In my intro post, I divulged the sudden passing of my father and my mom’s current battle against cancer. So you can understand why this statement BEYOND resonated with me. As Mark states, “thinking about your own death clarifies what the meaning of your life is. What is the purpose of what you’re doing. What are you leaving behind?”. Or put simply, was XYZ (and this varies from the chase of girls, alcohol, those new shoes you HAVE to have) worth it? That’s when it dawned on me, the majority of the values I had in place and decisions I had made up to that point in my life had been heavily influenced by my friends, family, society and the expectations others had of me. I was living a life created and directed by OTHER people’s values. Not to say I did not make any decisions on my own but a lot of those decisions were to fall in line. During the podcast, Mark speaks on values saying, “We all decide what values are important. Bad values put you in the wrong direction and you end up working harder towards bad values.” Now, I’ve never been one to value anything I deem empty (i.e. materialism, the search for instant gratification, etc.) but I WAS valuing the opinion of others more than my own. I valued other people approving me by constantly saying “yes” to everyone else. You want to go out tonight? Yes. You want to drink today? Yes. You cool with me talking to you however I want while trampling all over your personal and emotional boundaries? Sure do! My values were placed on making sure everyone else had a positive experience of me in their mind while I sacrificed what was important to me. I has assimilated to vision of where I was “I supposed to be” and how I was “supposed to act” in efforts to feel included and important.

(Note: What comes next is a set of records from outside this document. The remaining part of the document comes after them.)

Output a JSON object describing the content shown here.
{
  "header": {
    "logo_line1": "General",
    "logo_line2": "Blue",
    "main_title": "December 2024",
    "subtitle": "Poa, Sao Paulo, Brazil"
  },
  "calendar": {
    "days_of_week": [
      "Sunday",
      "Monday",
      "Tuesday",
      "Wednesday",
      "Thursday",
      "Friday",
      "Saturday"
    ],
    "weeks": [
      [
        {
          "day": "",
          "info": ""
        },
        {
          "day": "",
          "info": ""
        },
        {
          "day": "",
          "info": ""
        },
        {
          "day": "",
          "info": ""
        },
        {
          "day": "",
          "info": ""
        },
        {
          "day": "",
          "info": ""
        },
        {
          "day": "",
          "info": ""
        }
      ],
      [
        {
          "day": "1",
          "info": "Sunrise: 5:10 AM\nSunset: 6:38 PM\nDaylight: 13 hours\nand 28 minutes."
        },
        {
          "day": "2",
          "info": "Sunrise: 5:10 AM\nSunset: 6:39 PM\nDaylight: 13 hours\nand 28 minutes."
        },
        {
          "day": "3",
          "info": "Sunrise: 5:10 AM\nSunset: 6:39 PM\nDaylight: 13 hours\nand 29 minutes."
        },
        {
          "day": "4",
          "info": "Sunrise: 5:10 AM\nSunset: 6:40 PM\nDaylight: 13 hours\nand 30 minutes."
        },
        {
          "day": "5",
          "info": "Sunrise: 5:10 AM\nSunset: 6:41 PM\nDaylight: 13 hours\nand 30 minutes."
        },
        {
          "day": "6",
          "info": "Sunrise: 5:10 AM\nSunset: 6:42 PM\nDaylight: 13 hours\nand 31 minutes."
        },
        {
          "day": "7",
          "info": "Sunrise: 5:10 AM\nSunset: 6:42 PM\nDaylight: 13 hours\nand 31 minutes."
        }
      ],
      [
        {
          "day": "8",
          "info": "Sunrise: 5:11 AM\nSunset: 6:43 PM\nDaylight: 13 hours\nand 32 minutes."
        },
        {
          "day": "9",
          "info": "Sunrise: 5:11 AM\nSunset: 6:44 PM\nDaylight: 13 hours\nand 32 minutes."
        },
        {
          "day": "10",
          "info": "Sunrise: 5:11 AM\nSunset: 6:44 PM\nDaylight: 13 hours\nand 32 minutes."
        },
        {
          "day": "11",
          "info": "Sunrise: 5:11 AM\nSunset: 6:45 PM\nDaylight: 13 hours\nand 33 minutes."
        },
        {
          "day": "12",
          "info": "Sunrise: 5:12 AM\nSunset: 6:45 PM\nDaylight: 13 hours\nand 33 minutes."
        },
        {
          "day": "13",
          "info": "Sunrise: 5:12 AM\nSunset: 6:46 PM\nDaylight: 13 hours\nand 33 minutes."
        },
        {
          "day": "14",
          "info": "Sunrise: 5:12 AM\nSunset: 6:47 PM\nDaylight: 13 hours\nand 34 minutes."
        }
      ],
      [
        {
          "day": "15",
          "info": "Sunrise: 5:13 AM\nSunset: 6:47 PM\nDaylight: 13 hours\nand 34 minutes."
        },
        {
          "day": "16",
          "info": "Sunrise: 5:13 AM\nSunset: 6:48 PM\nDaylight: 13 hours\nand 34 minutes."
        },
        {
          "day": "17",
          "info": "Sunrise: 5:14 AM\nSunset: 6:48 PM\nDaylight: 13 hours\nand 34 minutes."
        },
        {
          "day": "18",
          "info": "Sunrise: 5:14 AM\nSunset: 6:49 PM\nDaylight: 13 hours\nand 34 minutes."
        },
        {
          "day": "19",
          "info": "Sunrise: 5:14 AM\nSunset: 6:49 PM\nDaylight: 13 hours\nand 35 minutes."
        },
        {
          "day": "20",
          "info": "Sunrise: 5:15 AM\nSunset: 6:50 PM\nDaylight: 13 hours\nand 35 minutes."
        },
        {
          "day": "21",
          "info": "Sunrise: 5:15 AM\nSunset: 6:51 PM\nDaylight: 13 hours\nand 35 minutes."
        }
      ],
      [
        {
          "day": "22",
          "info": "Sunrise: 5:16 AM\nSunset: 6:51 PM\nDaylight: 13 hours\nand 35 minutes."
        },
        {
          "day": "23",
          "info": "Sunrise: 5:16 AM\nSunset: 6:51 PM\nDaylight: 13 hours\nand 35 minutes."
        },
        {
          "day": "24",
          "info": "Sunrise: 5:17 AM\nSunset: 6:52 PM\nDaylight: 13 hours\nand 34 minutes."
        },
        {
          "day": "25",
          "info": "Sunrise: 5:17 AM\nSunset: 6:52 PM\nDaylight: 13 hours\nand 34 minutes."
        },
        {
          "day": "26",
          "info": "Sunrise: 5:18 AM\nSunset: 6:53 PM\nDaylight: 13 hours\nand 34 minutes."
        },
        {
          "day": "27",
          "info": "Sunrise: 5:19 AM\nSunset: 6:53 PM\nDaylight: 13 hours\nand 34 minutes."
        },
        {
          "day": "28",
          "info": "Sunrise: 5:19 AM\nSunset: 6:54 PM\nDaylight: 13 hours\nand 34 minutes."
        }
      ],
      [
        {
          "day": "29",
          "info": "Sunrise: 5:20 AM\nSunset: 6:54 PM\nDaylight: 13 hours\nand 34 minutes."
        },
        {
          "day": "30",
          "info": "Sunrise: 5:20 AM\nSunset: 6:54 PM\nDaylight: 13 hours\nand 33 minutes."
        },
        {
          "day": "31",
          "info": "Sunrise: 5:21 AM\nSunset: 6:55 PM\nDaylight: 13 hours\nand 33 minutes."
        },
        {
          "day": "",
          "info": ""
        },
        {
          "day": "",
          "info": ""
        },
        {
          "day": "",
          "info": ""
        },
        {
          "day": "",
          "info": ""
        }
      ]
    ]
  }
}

I had become a person I didn’t recognize. I was reactive and defensive to any negative opinion of me. I was so afraid to let other people down that I had become a “Yes Woman” which brought on its own issues. I was afraid to be vulnerable and admit when I was wrong. Always pointing the finger back at the other person when I felt “attacked”, never wanting to be held accountable for my actions. There was ALWAYS a reason “why” or a “because”. Only when I was backed into a corner did I own my mistakes. In Mark’s conversation with hosts Andrew Schulz and Charlamagne tha God, he describes growth as “The only way you’ll ever learn and grow is by admitting you’re wrong. If you’re never willing to admit you’re wrong or willing to back down from any of your positions, you’re just simply going to stagnate. Honestly, always having to be right is selfish and downright exhausting.
And in that moment I realized I had been living in a fog and the only way to get out was to dive deeper to dig out who Kayla truly was. Explore the good, the bad, and the hideous ugly. I ended relationships that didn’t align with my values, I mended broken ones. I reconnected with strong energies and formed new relationships that held me up during such a fragile time. I decided to take control of the Kayla between my two ears and bring her back to life. I decided to take responsibility for ME and me alone.
When you finally realize you have the power to control the way you think and feel, there’s nothing anyone can say to hurt you and you will always feel heard. Exploring those dark places and loving yourself is the hardest step, but the liberation you feel throughout the journey and the self-love you develop is something you’ll always have. Even when all seems lost. For we cannot love others if we do not first love ourselves.
I encourage you to take the leap, or even listen the the podcast, and see where your values stand.
Next week: Why Fit & Full – The Path to Authenticity.